Or ‘strolling the streets of Japan with a Leica’
Japan has been having a hell of a year, possibly the worst in living memory. The Tohoku earthquake, the ensuing tsunami and the meltdown of the Fukushima reactors taking a massive toll, not just physically and economically, but also mentally. Japanese people have shown massive strength in the face of insurmountable odds, but they are human (despite what the cartoons would have you believe) and they are exhausted.

This summer in Japan we have been told that we must reduce our use of air conditioners and electricity, as capacity is not enough to hold up to demand, and to compound this we now have to be careful about what we eat, as they are finding cesium everywhere . Now this is not meant to be a rant about government, although I would gladly rant about their ineptitude. This is meant to be a show of some of the images I have been taking in Tokyo over the last few weeks. Trying to highlight that people are still living, and enjoying life here.
awa dance
I got my Leica last month and I decided that I really want to make the most of it during the summer this year. Many summer festivals have been cancelled because of the earthquake, so the ones that are happening are all the more important to people. You can really feel the spirit and the energy of the people coming through when you go. I really want to try and capture some of that feeling, as I think it is even more important this year for people to be able to have fun and take their minds off the doom and gloom.

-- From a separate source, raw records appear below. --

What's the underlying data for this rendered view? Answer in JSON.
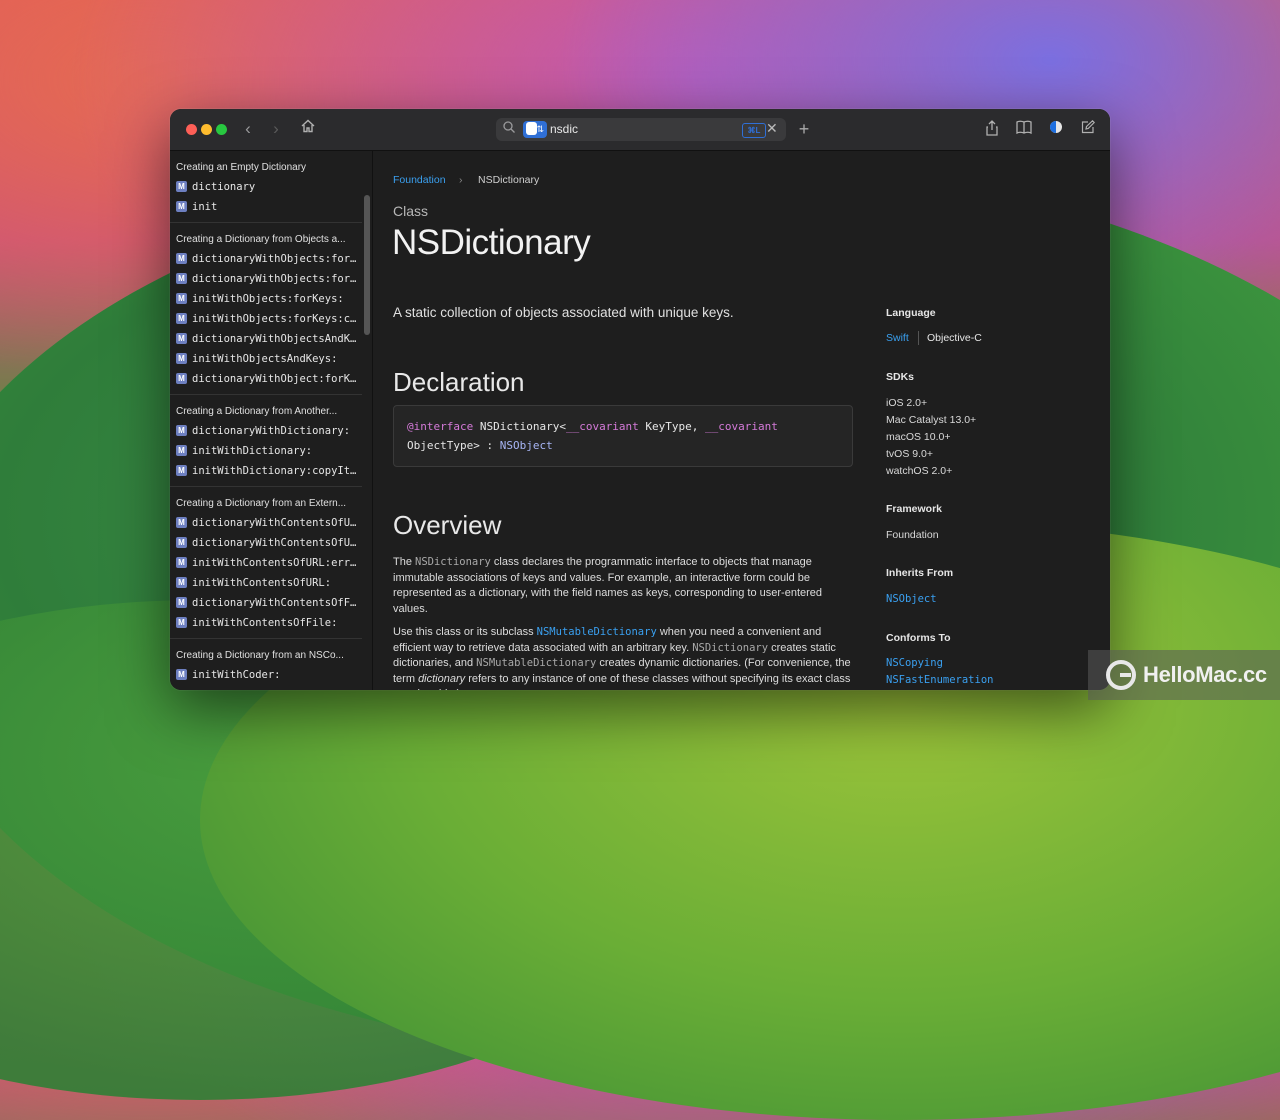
{
  "titlebar": {
    "search_query": "nsdic",
    "kbd_hint": "⌘L"
  },
  "sidebar": {
    "sections": [
      {
        "title": "Creating an Empty Dictionary",
        "items": [
          "dictionary",
          "init"
        ]
      },
      {
        "title": "Creating a Dictionary from Objects a...",
        "items": [
          "dictionaryWithObjects:for...",
          "dictionaryWithObjects:for...",
          "initWithObjects:forKeys:",
          "initWithObjects:forKeys:c...",
          "dictionaryWithObjectsAndK...",
          "initWithObjectsAndKeys:",
          "dictionaryWithObject:forK..."
        ]
      },
      {
        "title": "Creating a Dictionary from Another...",
        "items": [
          "dictionaryWithDictionary:",
          "initWithDictionary:",
          "initWithDictionary:copyIt..."
        ]
      },
      {
        "title": "Creating a Dictionary from an Extern...",
        "items": [
          "dictionaryWithContentsOfU...",
          "dictionaryWithContentsOfU...",
          "initWithContentsOfURL:err...",
          "initWithContentsOfURL:",
          "dictionaryWithContentsOfF...",
          "initWithContentsOfFile:"
        ]
      },
      {
        "title": "Creating a Dictionary from an NSCo...",
        "items": [
          "initWithCoder:"
        ]
      }
    ],
    "badge": "M"
  },
  "breadcrumb": {
    "parent": "Foundation",
    "separator": "›",
    "current": "NSDictionary"
  },
  "doc": {
    "kind": "Class",
    "title": "NSDictionary",
    "abstract": "A static collection of objects associated with unique keys.",
    "declaration_heading": "Declaration",
    "code": {
      "kw1": "@interface",
      "name": "NSDictionary<",
      "kw2": "__covariant",
      "t1": " KeyType, ",
      "kw3": "__covariant",
      "line2a": "ObjectType> : ",
      "line2b": "NSObject"
    },
    "overview_heading": "Overview",
    "p1": {
      "a": "The ",
      "code1": "NSDictionary",
      "b": " class declares the programmatic interface to objects that manage immutable associations of keys and values. For example, an interactive form could be represented as a dictionary, with the field names as keys, corresponding to user-entered values."
    },
    "p2": {
      "a": "Use this class or its subclass ",
      "link1": "NSMutableDictionary",
      "b": " when you need a convenient and efficient way to retrieve data associated with an arbitrary key. ",
      "code1": "NSDictionary",
      "c": " creates static dictionaries, and ",
      "code2": "NSMutableDictionary",
      "d": " creates dynamic dictionaries. (For convenience, the term ",
      "em": "dictionary",
      "e": " refers to any instance of one of these classes without specifying its exact class membership.)"
    }
  },
  "aside": {
    "language_heading": "Language",
    "lang_swift": "Swift",
    "lang_objc": "Objective-C",
    "sdks_heading": "SDKs",
    "sdks": [
      "iOS 2.0+",
      "Mac Catalyst 13.0+",
      "macOS 10.0+",
      "tvOS 9.0+",
      "watchOS 2.0+"
    ],
    "framework_heading": "Framework",
    "framework": "Foundation",
    "inherits_heading": "Inherits From",
    "inherits": "NSObject",
    "conforms_heading": "Conforms To",
    "conforms": [
      "NSCopying",
      "NSFastEnumeration"
    ]
  },
  "watermark": {
    "text": "HelloMac.cc"
  },
  "colors": {
    "accent": "#3aa0f0",
    "keyword": "#d47ad8",
    "type": "#a7b5f5"
  }
}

I have been in Japan for over 7 years now and this is the first time that I felt like people were really excited about the festivals, so I have been trying to go to as many as possible. I really wanted to be able to move smoothly and inconspicuously through the crowds, which is why I decided on Leica for this summers shooting.
Getting the Leica has been a revelation for me. Don’t get me wrong, I love my Nikon, but this camera is something else completely. Shooting street with a Leica is fast, smooth and very low key, you can just blend into the scenery. You can get closer to your subjects and really see what is going on.

I love the feeling, the noise and the smells of the Japanese summer festivals, and this time I feel like I have really managed to capture that through some of the images I have taken with the Leica. I have completely fallen head over heels for my M6 and if you have not shot a Leica, then I compel you to do so, you will not regret it.

I hope you enjoy the pictures and that they convey a sense of hope, which is what we need here right now. It has been tough but Japan will get through it.
Please feel free to comment on the pictures or anything, I always enjoy hearing from you all.